Exercise goal :: Each record below needs to be copied out exactly as it stands.

Material provided ::
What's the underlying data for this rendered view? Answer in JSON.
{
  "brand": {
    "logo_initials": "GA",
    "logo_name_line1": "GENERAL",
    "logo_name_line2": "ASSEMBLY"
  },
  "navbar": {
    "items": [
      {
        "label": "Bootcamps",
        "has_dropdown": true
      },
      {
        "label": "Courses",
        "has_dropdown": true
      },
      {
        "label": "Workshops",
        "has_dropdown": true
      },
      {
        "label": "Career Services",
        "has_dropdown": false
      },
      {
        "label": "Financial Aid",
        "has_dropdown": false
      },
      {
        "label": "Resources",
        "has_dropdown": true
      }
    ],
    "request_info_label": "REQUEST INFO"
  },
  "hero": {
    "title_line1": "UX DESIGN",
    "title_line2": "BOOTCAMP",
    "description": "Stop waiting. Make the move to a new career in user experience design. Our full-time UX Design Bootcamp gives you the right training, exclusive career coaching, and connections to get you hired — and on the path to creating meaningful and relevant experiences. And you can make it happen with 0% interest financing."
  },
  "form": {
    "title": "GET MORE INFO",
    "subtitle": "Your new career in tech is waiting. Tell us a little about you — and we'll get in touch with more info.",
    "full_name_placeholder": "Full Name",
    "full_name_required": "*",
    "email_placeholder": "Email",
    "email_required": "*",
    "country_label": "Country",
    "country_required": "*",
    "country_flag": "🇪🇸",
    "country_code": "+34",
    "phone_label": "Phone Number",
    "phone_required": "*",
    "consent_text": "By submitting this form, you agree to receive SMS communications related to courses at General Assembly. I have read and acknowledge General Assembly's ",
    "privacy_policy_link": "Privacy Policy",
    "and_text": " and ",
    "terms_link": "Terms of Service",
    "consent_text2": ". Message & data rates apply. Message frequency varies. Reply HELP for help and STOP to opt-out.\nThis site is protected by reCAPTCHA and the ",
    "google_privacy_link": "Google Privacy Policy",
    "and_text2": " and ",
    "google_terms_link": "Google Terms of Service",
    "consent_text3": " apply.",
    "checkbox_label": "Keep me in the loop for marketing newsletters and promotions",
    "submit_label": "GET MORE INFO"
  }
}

Worked solution ::
What's the underlying data for this rendered view? Answer in JSON.
{
  "brand": {
    "logo_initials": "GA",
    "logo_name_line1": "GENERAL",
    "logo_name_line2": "ASSEMBLY"
  },
  "navbar": {
    "items": [
      {
        "label": "Bootcamps",
        "has_dropdown": true
      },
      {
        "label": "Courses",
        "has_dropdown": true
      },
      {
        "label": "Workshops",
        "has_dropdown": true
      },
      {
        "label": "Career Services",
        "has_dropdown": false
      },
      {
        "label": "Financial Aid",
        "has_dropdown": false
      },
      {
        "label": "Resources",
        "has_dropdown": true
      }
    ],
    "request_info_label": "REQUEST INFO"
  },
  "hero": {
    "title_line1": "UX DESIGN",
    "title_line2": "BOOTCAMP",
    "description": "Stop waiting. Make the move to a new career in user experience design. Our full-time UX Design Bootcamp gives you the right training, exclusive career coaching, and connections to get you hired — and on the path to creating meaningful and relevant experiences. And you can make it happen with 0% interest financing."
  },
  "form": {
    "title": "GET MORE INFO",
    "subtitle": "Your new career in tech is waiting. Tell us a little about you — and we'll get in touch with more info.",
    "full_name_placeholder": "Full Name",
    "full_name_required": "*",
    "email_placeholder": "Email",
    "email_required": "*",
    "country_label": "Country",
    "country_required": "*",
    "country_flag": "🇪🇸",
    "country_code": "+34",
    "phone_label": "Phone Number",
    "phone_required": "*",
    "consent_text": "By submitting this form, you agree to receive SMS communications related to courses at General Assembly. I have read and acknowledge General Assembly's ",
    "privacy_policy_link": "Privacy Policy",
    "and_text": " and ",
    "terms_link": "Terms of Service",
    "consent_text2": ". Message & data rates apply. Message frequency varies. Reply HELP for help and STOP to opt-out.\nThis site is protected by reCAPTCHA and the ",
    "google_privacy_link": "Google Privacy Policy",
    "and_text2": " and ",
    "google_terms_link": "Google Terms of Service",
    "consent_text3": " apply.",
    "checkbox_label": "Keep me in the loop for marketing newsletters and promotions",
    "submit_label": "GET MORE INFO"
  }
}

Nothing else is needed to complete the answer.